Future upgrade and physics perspectives of the ALICE TPC

21 May 2014, 12:30
20m
platinum (darmstadtium)

platinum

darmstadtium

Schlossgraben 1 64283 Darmstadt Germany
Contributed Talk Future Experimental Facilities, Upgrades, and Instrumentation Future experimental facilities, upgrades, and instrumentation

Speaker

Taku Gunji (University of Tokyo (JP))

Description
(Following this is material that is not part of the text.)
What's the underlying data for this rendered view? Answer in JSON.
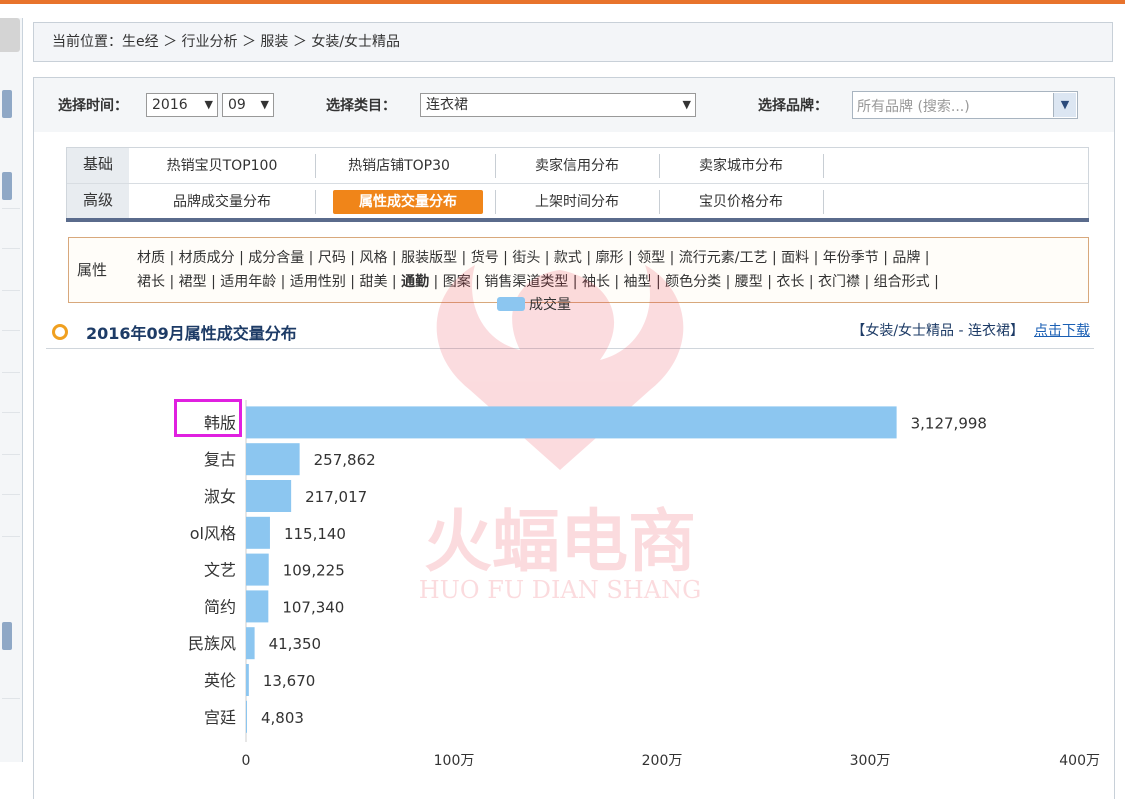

The Time Projection Chamber (TPC) is one of the main tracking and PID devices in the central barrel of the ALICE detector at the CERN Large Hadron Collider. It provides precise charged-particle tracking, momentum measurement, and particle identification in very high multiplicity heavy-ion collisions. The readout rate of the TPC is currently limited by the necessity to prevent ions from the amplification region of the MWPC-based readout chambers to drift back into the drift volume, which is achieved through active ion gating by operating a dedicated Gating Grid. The relevant ion drift times limit the maximum trigger rate of the TPC to about 3.5 kHz. In order to make full use of the increase in luminosity after the second long shutdown of the LHC, it is foreseen to operate the detector in an ungated mode with continuous readout. Therefore the existing MWPC readout will be replaced by a Gas Electron Multiplier (GEM) readout, which provides intrinsic ion capture capability without additional gating. Furthermore, new readout electronics will be implemented to match the requirements of continuous readout with GEMs. Together with advanced techniques for online space-charge corrections, the upgrade will enable the detector to perform to specifications at collision rates of up tp 50 kHz foreseen for the LHC Pb-Pb program in RUN 3. After the upgrade of the TPC, the data collection rate of the TPC in Pb-Pb will be increased by about a factor 100 as compared to the present system, which will enable improved measurements to understand heavy quark and quarkonium production, low-mass dielectron production, jets and jet correlations, and the production of exotic hadrons. In this talk, the expected physics performance and status of the extensive R&D program to reach this ambitious goal will be presented.
On behalf of collaboration: ALICE

Primary author

Taku Gunji (University of Tokyo (JP))

Presentation Materials